“J.B. believes that legalizing marijuana will not just bring tax revenue to the state, but it will help reform a broken criminal justice system that has disproportionately harmed communities of color for far too long,” Slayen said. “J.B. knows we can legalize marijuana in a safe way that will benefit communities across Illinois and he is ready to do that as governor.”
The MPP doesn’t endorse political candidates, Lindsey said.
Colin Williams, policy director at the Illinois Campaign for Political Reform, said the meeting doesn’t raise any ethical red flags, although the familial ties “add a little bit of complication in there, but not especially.”
Given that marijuana legalization is a hot topic in Illinois politics, it’s not unusual for campaigns to discuss the issue with organizations like the MPP, according to Williams, who added that it wasn’t particularly unusual for J.B. Pritzker’s interests to intersect with those of “well-connected” family members involved in the public sector.

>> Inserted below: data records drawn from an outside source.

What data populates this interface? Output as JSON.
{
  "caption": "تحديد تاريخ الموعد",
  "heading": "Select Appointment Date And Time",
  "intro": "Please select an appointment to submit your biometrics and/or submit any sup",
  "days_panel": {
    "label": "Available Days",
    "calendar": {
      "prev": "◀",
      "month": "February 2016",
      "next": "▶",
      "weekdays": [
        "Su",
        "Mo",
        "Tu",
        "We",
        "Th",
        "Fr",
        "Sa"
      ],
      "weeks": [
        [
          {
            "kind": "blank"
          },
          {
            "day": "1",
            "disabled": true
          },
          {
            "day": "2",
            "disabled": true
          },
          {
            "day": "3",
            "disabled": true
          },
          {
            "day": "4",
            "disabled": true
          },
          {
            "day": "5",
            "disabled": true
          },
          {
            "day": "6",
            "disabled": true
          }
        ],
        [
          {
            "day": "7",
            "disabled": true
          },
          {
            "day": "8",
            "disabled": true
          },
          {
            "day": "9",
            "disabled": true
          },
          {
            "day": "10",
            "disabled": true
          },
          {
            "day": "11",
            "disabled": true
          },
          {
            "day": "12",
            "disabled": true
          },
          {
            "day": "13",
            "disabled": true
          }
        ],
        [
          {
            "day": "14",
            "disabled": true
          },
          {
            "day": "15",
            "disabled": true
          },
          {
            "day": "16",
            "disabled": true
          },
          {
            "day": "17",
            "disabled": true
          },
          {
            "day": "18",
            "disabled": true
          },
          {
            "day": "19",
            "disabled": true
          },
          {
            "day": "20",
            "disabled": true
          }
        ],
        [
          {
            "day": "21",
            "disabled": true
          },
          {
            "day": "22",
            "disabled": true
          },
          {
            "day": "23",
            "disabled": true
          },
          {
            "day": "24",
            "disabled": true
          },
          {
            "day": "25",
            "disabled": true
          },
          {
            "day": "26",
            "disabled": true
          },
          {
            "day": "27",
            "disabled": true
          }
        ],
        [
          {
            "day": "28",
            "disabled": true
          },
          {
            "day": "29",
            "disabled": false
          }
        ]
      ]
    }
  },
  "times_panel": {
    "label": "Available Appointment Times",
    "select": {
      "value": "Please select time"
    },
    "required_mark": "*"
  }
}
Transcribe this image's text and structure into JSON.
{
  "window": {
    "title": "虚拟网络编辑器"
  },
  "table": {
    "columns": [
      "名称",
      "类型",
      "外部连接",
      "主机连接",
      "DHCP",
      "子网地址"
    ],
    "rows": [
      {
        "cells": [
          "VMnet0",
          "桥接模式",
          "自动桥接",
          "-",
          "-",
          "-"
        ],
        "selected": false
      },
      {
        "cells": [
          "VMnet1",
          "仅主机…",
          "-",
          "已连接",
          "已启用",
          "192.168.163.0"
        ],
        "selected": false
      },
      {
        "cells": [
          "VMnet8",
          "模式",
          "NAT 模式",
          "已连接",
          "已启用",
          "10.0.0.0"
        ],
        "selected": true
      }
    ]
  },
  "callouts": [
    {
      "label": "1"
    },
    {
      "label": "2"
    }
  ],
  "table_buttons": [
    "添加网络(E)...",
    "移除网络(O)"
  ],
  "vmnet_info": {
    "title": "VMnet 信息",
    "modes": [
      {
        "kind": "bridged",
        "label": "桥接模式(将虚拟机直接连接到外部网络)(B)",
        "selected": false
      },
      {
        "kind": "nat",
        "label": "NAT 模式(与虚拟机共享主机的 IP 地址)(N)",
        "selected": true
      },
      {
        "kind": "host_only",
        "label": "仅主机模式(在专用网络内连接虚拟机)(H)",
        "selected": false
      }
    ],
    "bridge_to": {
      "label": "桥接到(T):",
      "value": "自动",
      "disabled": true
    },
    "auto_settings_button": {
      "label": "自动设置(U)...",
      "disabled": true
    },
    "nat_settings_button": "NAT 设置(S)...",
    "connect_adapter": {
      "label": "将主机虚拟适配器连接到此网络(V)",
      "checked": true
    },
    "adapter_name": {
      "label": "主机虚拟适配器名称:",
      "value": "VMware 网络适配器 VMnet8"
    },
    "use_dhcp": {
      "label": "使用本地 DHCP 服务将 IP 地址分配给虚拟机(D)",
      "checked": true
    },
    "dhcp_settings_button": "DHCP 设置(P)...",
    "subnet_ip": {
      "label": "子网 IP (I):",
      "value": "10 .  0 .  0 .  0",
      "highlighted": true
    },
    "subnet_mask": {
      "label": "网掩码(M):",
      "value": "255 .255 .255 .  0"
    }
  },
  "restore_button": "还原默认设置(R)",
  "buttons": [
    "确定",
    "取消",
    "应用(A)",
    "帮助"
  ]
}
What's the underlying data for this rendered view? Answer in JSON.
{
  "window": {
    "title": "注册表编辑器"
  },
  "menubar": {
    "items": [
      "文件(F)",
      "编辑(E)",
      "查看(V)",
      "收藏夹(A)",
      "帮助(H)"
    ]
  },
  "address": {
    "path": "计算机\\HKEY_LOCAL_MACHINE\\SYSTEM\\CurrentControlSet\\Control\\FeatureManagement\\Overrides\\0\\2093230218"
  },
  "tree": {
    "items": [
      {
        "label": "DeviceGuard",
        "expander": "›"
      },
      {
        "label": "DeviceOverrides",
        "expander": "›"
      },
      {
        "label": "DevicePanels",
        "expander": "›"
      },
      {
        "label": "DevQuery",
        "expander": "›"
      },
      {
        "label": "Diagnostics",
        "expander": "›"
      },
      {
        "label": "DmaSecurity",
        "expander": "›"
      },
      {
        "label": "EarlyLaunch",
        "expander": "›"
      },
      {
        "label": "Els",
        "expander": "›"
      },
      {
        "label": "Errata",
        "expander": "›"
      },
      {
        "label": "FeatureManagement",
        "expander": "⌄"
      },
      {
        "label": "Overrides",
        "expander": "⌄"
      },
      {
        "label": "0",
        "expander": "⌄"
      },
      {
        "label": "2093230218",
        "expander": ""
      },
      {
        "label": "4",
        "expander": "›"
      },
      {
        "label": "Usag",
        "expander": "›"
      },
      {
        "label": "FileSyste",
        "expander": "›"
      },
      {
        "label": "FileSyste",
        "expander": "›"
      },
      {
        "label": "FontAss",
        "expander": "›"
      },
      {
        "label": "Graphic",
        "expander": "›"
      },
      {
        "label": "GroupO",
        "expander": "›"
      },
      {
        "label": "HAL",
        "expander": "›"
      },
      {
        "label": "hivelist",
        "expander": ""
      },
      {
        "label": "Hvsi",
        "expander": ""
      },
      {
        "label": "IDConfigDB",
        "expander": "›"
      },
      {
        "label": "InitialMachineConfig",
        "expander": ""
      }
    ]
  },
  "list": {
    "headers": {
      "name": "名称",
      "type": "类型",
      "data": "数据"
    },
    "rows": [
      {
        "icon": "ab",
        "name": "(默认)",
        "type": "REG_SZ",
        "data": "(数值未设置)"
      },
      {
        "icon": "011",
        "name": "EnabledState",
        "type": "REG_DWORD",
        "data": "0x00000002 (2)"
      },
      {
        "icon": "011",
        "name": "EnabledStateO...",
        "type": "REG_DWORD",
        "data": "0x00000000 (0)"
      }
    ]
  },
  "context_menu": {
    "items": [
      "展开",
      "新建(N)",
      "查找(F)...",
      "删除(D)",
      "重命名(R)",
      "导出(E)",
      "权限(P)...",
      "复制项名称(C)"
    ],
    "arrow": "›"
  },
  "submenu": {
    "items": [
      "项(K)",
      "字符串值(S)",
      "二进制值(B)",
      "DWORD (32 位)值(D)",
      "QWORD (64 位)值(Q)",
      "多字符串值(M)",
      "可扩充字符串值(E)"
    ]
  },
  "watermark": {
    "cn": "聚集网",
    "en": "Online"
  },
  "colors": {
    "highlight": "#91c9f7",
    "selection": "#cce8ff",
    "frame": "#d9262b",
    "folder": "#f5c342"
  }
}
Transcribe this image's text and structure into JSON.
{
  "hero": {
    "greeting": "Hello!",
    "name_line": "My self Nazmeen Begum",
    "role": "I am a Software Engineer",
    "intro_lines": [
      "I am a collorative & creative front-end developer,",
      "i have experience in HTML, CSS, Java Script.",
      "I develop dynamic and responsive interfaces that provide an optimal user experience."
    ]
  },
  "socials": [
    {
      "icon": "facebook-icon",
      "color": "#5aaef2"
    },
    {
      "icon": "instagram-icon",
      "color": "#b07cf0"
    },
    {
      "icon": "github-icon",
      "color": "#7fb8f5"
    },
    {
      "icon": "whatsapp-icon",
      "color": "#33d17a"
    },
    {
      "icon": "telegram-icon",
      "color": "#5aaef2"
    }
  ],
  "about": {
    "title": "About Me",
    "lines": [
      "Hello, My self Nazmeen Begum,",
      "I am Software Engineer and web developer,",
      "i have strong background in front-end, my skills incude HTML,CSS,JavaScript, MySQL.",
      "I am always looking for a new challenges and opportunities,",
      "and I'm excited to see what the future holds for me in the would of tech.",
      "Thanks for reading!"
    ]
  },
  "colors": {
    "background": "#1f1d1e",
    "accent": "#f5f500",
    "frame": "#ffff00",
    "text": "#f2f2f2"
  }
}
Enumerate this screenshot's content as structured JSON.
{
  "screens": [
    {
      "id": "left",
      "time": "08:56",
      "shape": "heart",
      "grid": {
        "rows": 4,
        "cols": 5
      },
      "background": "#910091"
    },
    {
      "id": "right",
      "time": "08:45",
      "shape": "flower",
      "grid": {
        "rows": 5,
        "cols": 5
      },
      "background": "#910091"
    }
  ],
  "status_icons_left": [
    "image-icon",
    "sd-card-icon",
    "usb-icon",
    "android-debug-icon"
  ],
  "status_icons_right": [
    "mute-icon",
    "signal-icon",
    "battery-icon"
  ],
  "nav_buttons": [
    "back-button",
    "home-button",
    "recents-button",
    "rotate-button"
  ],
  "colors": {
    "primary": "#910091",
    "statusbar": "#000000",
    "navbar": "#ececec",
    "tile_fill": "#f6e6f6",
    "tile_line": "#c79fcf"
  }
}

“The bigger issue is transparency with the relationship,” Williams added. “As long as the Pritzker campaign or, if J.B. wins in November, the Pritzker administration keeps the relationship between his organization and the Marijuana Policy Project transparent and above the board, that’s kind of a standard relationship that a group would have with a member of government if they want to affect policy that relates to their work.”